Acknowledgements: This work is funded by the Biotechnology and Biological Sciences Research Council (United Kingdom Research and Innovation)
Talk 7, 9:45 am
Semantic and Visual Features Drive the Intrinsic Memorability of Co-Speech Gestures
Co-speech gestures that teachers spontaneously produce during explanations have been shown to benefit students’ learning. Further, prior work suggests that information conveyed through teachers’ gestures is less likely to deteriorate than through speech (Church et al., 2007). However, how intrinsic features of gestures affect students’ memory remains unclear. The memorability effect denotes a phenomenon where adults with different backgrounds consistently remember and forget particular visual stimuli (static images, dance moves, etc.), owing to the stimuli's intrinsic semantic and visual features. In this study, we investigate whether certain gestures are consistently remembered and, if so, which semantic and visual features are associated with these remembered gestures. We first created 360 10-second audiovisual stimuli by video recording 20 actors producing unscripted natural speech and gestures as they explained Piagetian conservation problems. Two trained experimenters extracted high-level semantics and low-level visual/acoustic features in speech and gesture for each audiovisual stimulus. We then tested online participants’ memories in three different conditions using a between-subjects study-test paradigm: the audiovisual stimuli (gesture+speech condition), the visual-only version of the same stimuli (gesture condition), and the audio-only version of the stimuli (speech condition). Within each of the two experimental blocks, participants encoded nine random stimuli from an actor and made old/new judgments on all 18 stimuli from the same actor immediately after. We discovered that participants show significant consistencies in their memory for the gesture, gesture+speech, and speech stimuli.

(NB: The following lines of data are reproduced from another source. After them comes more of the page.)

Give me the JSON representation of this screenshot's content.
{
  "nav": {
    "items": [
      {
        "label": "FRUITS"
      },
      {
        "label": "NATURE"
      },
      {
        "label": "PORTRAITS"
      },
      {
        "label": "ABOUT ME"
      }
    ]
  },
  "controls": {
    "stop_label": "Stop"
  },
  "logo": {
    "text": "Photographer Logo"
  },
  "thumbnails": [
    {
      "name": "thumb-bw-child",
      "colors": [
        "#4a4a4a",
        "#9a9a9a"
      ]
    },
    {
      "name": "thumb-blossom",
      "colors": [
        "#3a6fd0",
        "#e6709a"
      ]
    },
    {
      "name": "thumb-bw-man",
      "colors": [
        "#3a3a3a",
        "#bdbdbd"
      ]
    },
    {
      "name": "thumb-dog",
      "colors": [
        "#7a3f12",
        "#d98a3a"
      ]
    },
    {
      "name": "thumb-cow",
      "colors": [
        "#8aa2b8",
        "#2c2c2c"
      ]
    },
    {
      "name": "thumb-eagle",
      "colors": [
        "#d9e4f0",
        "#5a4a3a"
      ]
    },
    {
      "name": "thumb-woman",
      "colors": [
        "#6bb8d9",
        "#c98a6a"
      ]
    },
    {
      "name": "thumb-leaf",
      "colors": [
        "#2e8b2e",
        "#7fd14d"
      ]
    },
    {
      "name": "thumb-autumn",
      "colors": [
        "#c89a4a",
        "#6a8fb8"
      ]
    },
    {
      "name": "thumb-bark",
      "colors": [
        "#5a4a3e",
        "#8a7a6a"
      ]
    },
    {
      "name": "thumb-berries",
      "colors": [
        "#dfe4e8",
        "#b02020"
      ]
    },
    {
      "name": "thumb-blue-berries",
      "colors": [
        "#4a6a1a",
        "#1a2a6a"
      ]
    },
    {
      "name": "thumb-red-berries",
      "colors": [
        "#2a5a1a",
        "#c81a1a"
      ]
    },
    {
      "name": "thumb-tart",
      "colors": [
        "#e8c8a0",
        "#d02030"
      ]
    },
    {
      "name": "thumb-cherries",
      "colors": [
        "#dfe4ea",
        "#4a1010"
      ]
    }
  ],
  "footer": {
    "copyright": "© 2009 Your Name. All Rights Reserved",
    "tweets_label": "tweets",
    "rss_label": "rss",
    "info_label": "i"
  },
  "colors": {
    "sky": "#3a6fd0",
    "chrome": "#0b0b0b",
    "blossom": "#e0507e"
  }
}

Focusing on the visual-only (gesture) condition, we found that (1) more meaningful gestures and speech predicted more memorable gestures; (2) using both hands led to more memorable gestures than using one hand. Our results suggest that both semantic (conveyed through speech and gestures) and visual (conveyed through gesture) features make co-speech gestures memorable.